Activity: Provide the number of lines below that include "JSON", without any other words.
-*-*-
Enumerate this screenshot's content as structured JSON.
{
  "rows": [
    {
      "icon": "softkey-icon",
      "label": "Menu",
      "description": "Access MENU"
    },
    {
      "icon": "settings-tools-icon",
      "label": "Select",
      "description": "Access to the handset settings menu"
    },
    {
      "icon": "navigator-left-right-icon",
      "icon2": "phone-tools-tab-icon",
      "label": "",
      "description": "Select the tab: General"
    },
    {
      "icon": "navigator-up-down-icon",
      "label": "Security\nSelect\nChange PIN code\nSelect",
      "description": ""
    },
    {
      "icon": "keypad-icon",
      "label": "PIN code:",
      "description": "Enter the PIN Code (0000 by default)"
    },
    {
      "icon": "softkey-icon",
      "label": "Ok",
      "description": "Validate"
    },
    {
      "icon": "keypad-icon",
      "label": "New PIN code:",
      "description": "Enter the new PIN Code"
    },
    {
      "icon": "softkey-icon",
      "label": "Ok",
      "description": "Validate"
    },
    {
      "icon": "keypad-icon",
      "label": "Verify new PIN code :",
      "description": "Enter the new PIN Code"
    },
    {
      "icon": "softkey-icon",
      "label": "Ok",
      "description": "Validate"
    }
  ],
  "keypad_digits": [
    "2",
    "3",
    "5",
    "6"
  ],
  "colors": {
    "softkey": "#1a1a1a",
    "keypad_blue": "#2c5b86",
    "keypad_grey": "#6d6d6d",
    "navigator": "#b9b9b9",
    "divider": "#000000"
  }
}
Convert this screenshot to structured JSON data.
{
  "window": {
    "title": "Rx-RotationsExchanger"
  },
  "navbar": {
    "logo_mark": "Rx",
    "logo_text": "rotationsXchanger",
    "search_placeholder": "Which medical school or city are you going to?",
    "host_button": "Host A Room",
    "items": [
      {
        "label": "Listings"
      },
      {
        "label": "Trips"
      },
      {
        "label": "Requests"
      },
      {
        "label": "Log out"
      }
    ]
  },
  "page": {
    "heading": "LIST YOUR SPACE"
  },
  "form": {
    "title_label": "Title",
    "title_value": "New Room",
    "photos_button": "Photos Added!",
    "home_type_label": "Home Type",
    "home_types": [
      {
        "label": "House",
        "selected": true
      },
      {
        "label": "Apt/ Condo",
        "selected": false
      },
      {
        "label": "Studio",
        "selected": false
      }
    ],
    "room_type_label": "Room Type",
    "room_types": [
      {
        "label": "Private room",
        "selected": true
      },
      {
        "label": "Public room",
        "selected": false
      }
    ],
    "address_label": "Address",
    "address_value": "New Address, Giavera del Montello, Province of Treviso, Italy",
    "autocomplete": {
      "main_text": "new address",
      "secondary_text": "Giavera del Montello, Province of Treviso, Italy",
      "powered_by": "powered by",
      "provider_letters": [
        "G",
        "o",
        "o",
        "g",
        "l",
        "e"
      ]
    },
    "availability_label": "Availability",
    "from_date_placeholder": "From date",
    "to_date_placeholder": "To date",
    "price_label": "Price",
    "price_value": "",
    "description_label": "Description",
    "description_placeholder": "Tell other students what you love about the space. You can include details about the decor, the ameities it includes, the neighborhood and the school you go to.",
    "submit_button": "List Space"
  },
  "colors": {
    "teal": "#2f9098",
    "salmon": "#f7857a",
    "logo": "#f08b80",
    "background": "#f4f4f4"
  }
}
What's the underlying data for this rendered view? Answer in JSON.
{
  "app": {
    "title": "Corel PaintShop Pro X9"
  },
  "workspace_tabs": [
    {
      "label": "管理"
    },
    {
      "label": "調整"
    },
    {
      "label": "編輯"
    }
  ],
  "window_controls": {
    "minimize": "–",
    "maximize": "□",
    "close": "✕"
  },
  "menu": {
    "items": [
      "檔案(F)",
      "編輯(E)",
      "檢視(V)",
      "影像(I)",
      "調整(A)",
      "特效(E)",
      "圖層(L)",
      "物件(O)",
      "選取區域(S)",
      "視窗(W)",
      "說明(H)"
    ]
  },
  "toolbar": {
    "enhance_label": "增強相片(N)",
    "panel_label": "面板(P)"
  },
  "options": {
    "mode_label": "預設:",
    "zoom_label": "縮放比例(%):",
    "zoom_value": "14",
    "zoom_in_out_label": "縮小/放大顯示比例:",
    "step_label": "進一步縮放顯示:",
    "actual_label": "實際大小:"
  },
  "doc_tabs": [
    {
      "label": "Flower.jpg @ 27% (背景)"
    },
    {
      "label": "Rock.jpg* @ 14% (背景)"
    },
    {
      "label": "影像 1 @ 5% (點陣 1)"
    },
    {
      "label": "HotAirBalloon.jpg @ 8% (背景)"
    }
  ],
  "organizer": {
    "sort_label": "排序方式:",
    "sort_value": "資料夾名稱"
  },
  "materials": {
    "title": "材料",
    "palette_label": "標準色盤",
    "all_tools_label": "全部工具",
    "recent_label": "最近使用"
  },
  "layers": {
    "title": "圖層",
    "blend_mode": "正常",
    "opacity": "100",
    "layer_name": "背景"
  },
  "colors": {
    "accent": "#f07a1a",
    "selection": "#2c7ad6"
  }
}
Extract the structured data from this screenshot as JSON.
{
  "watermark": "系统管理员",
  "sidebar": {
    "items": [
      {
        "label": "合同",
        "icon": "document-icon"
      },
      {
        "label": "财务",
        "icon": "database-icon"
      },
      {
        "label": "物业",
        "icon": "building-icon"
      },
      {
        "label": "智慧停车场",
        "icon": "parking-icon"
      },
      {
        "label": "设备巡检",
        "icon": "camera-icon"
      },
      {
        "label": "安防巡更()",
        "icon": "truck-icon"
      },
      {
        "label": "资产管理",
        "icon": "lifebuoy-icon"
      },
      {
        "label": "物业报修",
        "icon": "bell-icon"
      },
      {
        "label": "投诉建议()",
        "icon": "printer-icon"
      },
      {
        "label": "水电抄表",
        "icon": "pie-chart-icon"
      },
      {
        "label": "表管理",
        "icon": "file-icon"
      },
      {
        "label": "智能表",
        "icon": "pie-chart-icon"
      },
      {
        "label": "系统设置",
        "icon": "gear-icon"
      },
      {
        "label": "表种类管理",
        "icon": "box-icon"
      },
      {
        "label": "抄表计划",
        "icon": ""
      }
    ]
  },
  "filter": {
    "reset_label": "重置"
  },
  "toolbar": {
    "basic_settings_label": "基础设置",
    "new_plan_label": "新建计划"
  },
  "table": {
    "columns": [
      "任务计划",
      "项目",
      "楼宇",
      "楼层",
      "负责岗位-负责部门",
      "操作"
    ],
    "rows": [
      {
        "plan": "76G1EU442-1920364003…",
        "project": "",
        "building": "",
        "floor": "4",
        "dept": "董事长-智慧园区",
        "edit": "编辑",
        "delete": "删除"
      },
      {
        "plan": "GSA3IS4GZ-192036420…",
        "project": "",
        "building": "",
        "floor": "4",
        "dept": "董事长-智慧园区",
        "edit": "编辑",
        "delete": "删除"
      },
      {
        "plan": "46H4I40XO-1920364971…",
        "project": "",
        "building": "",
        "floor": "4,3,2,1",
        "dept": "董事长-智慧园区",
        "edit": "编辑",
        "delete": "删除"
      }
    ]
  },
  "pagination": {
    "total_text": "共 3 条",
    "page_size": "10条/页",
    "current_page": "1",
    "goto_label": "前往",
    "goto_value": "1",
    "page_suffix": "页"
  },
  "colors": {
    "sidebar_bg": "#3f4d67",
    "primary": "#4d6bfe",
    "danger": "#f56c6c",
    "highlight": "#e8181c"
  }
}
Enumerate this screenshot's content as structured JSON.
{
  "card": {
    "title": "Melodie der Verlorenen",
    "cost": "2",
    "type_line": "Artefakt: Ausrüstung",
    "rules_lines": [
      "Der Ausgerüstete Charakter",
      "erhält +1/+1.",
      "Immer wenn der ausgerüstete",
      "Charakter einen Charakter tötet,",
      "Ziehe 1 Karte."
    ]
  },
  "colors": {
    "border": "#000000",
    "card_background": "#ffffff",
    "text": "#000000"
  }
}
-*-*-
Written reply: 5